Copy out all the entries shown below, exactly as they appear.

INFORMATION PROVIDED Block Start

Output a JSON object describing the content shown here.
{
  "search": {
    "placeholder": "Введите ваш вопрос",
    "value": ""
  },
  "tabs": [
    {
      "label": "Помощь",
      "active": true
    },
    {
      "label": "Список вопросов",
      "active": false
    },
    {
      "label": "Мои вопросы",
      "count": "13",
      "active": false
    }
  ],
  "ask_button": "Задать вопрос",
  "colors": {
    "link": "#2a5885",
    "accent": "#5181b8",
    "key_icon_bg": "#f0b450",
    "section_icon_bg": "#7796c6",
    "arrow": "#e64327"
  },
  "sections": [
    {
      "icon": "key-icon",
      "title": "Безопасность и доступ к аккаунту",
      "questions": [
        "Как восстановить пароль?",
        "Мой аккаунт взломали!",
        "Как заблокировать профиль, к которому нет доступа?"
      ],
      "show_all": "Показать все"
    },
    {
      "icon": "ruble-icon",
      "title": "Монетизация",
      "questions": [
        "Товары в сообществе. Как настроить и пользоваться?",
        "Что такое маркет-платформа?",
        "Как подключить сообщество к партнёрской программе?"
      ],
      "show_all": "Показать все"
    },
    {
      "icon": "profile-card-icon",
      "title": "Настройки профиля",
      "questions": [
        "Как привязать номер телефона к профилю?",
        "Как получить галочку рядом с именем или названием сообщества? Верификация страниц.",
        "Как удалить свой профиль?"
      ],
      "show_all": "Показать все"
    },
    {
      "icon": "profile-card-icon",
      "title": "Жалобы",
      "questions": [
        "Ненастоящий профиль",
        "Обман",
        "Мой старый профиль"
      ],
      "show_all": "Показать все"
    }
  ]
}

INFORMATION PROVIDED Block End

## [WRITTEN RESPONSE]
Output a JSON object describing the content shown here.
{
  "search": {
    "placeholder": "Введите ваш вопрос",
    "value": ""
  },
  "tabs": [
    {
      "label": "Помощь",
      "active": true
    },
    {
      "label": "Список вопросов",
      "active": false
    },
    {
      "label": "Мои вопросы",
      "count": "13",
      "active": false
    }
  ],
  "ask_button": "Задать вопрос",
  "colors": {
    "link": "#2a5885",
    "accent": "#5181b8",
    "key_icon_bg": "#f0b450",
    "section_icon_bg": "#7796c6",
    "arrow": "#e64327"
  },
  "sections": [
    {
      "icon": "key-icon",
      "title": "Безопасность и доступ к аккаунту",
      "questions": [
        "Как восстановить пароль?",
        "Мой аккаунт взломали!",
        "Как заблокировать профиль, к которому нет доступа?"
      ],
      "show_all": "Показать все"
    },
    {
      "icon": "ruble-icon",
      "title": "Монетизация",
      "questions": [
        "Товары в сообществе. Как настроить и пользоваться?",
        "Что такое маркет-платформа?",
        "Как подключить сообщество к партнёрской программе?"
      ],
      "show_all": "Показать все"
    },
    {
      "icon": "profile-card-icon",
      "title": "Настройки профиля",
      "questions": [
        "Как привязать номер телефона к профилю?",
        "Как получить галочку рядом с именем или названием сообщества? Верификация страниц.",
        "Как удалить свой профиль?"
      ],
      "show_all": "Показать все"
    },
    {
      "icon": "profile-card-icon",
      "title": "Жалобы",
      "questions": [
        "Ненастоящий профиль",
        "Обман",
        "Мой старый профиль"
      ],
      "show_all": "Показать все"
    }
  ]
}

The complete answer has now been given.